  2. Heat the water until boiling.
  3. Reduce heat until simmering for 3-4 hours.
  4. Remove the pot from the stove and let it cool to room temperature (3-4 hours). I usually wait overnight just to be safe.
  5. Done! Get a regular can opener and open that baby up. It can be good on graham crackers, in pies and, if you melt it, as a coffee sweetener! But the real way of eating it is dipping your fingers directly into the can along with a loved one until you’ve eaten way too much … The perfect quarantine snack.


Going back to old times with a recipe exchange! As the world is social distancing right now, many of us are experimenting in our kitchens to help pass the time. So you have been invited to be a part of a #QuarantineCooking recipe exchange! Yay!

Please send a recipe to the person whose name is in position #1 (even if you don’t know them) and it should be something quick, easy and without rare ingredients. Actually, the best one is the one you know in your head and can type right now. Don’t agonize over it … It is the recipe you make when you are short on time.

After you’ve sent your recipe to the person in position #1 below (and only to that person), copy this email into a new email, move my name to the top and put your name in position #2. Only my and your name should show when you send your email. Send to 20 friends via BCC.

If you cannot do this within 5 days, let me know so it will be fair to those participating. You should receive 36 recipes. It’s fun to see where they come from! Seldom does anyone drop out because we all need new ideas. The turnaround is fast, as there are only 2 names on the list and you only have to do this once.
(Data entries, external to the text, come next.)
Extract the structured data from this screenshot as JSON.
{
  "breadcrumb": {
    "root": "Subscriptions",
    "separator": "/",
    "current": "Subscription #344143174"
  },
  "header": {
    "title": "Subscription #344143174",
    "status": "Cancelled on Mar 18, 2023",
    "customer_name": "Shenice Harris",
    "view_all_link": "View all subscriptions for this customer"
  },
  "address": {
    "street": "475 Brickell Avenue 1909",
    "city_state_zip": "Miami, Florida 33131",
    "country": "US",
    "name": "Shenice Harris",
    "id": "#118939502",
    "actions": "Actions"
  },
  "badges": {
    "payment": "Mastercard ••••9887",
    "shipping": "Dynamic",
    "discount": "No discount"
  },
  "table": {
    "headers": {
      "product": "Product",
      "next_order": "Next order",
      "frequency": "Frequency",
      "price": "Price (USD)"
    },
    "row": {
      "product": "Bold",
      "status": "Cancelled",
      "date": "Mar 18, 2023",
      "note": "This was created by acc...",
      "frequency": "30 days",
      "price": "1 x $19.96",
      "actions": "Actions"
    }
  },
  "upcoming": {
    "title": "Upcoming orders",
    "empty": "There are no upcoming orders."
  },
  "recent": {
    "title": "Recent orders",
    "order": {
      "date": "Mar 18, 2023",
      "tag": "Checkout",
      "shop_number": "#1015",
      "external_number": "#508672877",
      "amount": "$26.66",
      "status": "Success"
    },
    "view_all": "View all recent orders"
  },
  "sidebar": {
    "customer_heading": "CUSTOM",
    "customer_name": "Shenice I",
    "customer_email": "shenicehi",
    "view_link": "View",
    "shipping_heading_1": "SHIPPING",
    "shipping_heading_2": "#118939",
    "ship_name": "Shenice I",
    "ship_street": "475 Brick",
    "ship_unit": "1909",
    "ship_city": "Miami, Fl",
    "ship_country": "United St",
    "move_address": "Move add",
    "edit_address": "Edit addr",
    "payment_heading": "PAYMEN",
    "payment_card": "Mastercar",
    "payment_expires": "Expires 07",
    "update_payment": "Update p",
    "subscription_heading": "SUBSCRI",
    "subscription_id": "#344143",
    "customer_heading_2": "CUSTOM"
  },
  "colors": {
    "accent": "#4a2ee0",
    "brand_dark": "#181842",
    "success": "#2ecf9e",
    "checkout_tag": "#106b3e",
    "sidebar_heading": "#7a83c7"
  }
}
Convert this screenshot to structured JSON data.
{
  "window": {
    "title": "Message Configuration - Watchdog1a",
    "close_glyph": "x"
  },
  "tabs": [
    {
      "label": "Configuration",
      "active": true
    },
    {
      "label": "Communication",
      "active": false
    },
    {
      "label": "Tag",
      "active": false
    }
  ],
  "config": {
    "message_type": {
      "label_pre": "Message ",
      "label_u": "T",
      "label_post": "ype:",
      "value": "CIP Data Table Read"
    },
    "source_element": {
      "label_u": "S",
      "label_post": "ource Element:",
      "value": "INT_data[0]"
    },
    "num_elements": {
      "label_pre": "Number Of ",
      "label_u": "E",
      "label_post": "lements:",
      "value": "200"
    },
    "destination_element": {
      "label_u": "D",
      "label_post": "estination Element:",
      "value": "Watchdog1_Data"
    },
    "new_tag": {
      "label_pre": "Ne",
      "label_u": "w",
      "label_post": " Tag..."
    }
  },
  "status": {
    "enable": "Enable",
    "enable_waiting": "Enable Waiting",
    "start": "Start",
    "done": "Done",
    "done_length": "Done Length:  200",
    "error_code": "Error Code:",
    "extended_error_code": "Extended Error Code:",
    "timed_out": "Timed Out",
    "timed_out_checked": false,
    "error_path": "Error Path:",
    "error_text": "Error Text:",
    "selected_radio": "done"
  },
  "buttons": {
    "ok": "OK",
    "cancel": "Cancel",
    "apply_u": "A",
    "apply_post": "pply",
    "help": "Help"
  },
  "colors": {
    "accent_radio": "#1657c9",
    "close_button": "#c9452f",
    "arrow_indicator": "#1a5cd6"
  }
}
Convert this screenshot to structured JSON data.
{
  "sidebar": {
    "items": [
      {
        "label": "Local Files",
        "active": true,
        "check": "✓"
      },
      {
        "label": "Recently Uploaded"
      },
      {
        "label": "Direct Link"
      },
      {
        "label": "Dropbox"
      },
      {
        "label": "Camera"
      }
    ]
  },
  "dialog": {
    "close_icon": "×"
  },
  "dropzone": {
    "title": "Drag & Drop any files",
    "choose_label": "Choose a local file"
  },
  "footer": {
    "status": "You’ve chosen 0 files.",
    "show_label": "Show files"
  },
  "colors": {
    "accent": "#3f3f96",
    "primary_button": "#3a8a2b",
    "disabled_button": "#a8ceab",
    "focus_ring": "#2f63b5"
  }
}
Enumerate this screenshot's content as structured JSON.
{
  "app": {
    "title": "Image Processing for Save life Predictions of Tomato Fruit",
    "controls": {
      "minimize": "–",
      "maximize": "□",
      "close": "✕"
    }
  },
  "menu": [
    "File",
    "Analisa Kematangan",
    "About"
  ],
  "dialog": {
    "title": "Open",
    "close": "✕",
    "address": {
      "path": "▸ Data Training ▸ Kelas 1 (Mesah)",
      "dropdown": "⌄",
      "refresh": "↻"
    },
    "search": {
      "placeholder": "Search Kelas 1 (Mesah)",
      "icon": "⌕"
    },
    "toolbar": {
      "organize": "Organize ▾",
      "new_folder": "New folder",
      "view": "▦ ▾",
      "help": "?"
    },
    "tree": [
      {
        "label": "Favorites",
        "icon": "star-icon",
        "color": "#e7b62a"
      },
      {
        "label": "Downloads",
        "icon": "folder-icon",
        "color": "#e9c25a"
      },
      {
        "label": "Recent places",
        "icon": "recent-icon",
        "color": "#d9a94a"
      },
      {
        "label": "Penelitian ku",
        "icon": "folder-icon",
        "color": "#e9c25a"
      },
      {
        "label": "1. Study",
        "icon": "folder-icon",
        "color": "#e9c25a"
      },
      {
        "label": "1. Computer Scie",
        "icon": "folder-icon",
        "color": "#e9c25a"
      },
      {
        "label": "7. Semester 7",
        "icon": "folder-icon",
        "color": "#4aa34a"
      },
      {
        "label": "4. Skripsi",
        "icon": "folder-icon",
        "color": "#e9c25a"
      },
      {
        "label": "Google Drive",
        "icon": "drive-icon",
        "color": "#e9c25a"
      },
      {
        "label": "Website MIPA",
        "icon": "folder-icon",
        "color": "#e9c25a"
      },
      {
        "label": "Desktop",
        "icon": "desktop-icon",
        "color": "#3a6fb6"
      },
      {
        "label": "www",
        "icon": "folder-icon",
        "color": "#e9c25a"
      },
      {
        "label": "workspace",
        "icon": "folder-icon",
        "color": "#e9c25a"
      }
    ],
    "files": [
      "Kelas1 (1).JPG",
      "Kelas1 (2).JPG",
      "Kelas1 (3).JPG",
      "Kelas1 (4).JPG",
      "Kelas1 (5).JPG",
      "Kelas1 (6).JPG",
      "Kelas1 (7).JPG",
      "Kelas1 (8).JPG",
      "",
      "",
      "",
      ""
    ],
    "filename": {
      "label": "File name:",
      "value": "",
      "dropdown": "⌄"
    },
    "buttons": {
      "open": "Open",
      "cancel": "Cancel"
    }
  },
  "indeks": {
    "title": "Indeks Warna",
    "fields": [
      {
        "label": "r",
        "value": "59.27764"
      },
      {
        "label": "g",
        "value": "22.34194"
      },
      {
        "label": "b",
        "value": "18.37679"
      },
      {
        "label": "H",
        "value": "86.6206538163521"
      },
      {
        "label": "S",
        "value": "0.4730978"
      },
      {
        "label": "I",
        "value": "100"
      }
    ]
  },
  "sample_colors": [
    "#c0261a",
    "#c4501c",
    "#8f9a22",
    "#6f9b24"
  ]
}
  1. Yvonne Pan –
  2. Sarah Parr –

In the meantime, stay safe, stay healthy and STAY HOME. Happy #QuarantineCooking!